Material supplied:

:::

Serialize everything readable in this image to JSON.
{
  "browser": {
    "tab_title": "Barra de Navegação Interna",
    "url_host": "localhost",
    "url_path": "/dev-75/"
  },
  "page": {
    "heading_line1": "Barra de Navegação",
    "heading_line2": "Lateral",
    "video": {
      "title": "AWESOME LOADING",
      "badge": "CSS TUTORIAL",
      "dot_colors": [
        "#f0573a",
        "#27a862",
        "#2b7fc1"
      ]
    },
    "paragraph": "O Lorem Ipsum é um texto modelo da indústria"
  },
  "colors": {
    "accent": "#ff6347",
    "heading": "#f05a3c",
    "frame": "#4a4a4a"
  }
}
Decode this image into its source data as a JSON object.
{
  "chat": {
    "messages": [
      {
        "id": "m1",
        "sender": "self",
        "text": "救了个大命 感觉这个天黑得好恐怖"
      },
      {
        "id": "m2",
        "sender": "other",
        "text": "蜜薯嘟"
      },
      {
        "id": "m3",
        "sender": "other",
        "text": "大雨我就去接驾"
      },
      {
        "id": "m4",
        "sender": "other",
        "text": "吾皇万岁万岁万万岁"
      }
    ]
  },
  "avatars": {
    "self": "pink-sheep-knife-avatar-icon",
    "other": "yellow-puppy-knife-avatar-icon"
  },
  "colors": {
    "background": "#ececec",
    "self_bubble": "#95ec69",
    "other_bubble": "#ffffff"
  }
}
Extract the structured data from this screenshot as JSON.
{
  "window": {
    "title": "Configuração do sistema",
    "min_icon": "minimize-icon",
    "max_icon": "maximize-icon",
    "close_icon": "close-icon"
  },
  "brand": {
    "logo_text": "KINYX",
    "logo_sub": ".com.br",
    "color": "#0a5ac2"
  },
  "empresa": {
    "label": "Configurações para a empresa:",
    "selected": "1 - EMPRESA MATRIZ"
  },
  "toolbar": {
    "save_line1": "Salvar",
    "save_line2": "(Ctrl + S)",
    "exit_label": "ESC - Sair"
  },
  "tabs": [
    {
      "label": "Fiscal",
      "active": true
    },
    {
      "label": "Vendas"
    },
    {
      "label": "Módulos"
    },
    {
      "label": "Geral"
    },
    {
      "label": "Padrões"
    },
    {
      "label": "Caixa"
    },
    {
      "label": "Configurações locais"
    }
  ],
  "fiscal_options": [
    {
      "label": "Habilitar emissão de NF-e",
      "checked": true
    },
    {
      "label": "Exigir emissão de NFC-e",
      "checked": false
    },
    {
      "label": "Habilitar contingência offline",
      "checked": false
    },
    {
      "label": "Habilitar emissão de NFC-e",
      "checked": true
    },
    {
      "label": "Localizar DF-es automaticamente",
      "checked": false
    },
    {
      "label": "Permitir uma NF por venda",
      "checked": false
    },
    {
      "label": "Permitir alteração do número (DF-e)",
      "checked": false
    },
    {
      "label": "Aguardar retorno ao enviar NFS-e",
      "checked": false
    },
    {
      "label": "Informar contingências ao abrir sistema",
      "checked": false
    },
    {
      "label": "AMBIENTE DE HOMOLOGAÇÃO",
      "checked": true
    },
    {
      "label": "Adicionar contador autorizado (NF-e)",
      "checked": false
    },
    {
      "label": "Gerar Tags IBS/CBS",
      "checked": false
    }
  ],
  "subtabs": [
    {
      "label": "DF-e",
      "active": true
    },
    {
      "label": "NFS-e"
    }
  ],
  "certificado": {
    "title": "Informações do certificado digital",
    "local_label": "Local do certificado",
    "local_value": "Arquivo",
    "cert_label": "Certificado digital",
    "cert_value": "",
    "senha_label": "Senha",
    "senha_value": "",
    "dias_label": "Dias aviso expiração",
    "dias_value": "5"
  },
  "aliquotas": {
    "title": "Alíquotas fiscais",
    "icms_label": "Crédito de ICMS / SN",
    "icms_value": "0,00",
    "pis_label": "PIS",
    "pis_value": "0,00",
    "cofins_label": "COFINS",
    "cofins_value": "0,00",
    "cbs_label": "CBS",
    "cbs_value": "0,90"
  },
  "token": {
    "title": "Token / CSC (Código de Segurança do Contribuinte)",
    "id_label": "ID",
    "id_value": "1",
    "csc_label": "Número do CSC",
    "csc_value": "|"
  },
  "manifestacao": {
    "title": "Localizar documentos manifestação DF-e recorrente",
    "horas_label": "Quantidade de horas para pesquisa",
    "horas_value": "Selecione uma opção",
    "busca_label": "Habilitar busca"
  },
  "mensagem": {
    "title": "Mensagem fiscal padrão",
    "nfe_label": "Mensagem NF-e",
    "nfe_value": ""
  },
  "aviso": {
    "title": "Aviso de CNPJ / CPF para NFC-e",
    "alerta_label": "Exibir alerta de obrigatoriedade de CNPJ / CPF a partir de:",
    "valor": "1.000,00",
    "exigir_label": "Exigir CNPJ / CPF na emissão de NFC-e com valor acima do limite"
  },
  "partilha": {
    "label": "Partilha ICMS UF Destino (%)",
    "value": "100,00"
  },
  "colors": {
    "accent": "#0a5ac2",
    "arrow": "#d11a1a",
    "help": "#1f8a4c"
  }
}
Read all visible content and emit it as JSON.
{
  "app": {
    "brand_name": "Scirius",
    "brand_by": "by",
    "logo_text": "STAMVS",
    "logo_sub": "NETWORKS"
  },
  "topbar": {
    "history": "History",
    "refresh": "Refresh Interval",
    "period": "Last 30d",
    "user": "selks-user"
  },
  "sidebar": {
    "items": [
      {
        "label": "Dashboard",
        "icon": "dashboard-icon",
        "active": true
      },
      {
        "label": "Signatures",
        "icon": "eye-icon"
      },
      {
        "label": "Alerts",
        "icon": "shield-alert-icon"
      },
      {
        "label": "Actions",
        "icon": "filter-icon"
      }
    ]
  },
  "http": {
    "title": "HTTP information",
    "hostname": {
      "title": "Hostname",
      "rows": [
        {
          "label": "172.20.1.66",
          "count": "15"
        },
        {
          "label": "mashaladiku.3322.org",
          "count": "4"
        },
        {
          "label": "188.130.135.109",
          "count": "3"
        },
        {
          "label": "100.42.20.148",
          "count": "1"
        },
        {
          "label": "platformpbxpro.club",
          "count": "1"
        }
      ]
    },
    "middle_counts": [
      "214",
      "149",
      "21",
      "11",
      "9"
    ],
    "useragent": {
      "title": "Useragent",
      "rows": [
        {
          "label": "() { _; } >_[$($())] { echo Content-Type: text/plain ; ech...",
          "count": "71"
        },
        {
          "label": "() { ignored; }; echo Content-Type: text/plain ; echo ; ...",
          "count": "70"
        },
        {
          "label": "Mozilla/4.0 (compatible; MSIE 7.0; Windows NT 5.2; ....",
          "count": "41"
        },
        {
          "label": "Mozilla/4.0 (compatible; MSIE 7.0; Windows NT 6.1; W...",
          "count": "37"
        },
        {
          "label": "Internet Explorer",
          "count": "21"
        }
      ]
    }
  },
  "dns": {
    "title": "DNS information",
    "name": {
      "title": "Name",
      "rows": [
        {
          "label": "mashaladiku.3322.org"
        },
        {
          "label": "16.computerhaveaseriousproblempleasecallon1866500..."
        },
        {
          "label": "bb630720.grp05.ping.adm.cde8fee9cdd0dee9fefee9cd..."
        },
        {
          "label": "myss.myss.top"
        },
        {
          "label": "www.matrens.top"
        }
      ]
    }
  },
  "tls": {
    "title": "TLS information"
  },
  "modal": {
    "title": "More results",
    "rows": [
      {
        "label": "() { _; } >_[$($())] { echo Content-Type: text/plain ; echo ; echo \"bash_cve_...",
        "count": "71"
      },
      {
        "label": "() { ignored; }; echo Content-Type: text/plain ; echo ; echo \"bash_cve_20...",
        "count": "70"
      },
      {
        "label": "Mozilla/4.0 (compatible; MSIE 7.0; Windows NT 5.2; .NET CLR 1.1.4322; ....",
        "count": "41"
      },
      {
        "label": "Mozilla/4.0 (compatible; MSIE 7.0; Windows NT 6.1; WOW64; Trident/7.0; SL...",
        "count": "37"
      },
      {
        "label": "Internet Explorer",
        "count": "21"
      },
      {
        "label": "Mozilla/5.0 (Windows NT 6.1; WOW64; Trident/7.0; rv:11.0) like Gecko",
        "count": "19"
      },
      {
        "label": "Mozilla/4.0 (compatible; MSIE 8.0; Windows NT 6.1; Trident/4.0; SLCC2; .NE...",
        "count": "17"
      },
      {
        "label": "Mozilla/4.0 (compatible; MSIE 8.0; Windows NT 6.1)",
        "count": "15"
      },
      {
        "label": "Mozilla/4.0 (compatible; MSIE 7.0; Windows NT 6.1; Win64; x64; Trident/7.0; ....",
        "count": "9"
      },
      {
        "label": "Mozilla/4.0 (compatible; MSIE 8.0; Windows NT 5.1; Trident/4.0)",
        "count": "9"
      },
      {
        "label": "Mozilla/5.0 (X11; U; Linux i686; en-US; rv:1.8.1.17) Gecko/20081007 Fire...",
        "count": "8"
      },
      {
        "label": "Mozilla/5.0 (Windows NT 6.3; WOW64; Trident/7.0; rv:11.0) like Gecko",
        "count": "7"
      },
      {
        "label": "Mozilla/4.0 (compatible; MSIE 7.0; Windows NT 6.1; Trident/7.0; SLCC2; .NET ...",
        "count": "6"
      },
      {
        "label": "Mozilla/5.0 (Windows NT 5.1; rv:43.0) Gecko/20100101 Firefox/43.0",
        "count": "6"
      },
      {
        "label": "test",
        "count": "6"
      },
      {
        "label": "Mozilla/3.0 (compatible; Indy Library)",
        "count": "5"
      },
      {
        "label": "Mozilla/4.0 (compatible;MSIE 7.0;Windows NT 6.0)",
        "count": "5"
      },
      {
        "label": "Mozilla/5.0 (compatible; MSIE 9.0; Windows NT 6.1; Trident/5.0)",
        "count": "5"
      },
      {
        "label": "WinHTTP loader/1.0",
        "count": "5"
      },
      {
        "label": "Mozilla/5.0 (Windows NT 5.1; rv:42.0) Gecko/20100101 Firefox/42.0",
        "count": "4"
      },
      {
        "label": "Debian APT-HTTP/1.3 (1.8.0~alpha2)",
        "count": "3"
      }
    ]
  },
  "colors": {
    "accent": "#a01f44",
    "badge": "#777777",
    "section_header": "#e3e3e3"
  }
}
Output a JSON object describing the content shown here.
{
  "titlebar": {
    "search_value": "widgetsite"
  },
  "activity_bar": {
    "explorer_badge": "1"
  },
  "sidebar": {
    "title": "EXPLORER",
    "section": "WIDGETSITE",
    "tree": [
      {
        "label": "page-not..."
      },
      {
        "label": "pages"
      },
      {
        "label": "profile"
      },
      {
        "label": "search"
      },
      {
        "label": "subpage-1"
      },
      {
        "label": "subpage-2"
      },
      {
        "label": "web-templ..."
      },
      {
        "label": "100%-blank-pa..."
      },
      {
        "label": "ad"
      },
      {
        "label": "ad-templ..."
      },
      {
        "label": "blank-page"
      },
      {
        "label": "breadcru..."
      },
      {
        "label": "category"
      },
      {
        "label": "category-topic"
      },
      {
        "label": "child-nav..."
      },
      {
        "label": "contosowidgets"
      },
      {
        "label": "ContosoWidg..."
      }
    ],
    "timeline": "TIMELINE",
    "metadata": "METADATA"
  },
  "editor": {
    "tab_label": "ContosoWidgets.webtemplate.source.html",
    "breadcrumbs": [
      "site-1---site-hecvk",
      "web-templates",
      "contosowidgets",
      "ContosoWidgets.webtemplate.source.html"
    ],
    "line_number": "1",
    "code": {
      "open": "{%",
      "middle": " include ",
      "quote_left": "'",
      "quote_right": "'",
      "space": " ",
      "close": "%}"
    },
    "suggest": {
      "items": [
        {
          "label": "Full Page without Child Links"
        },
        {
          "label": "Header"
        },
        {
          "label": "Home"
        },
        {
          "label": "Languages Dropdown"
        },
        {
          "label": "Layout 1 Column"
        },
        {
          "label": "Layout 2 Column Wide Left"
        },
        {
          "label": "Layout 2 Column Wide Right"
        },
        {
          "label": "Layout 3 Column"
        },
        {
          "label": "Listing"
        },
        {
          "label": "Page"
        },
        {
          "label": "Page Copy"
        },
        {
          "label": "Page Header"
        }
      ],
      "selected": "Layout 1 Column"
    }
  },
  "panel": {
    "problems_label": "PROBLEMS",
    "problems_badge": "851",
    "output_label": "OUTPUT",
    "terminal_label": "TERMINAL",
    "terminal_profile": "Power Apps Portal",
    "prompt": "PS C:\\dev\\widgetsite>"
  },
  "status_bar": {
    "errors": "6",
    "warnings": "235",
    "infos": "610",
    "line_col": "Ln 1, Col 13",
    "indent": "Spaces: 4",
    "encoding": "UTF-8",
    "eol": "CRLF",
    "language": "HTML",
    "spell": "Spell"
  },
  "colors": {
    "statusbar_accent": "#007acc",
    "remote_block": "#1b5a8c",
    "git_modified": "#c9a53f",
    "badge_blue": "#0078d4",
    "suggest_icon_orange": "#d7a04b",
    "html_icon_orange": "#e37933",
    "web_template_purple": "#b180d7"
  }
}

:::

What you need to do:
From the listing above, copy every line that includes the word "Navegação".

Result of this exercise:
    "tab_title": "Barra de Navegação Interna",
    "heading_line1": "Barra de Navegação",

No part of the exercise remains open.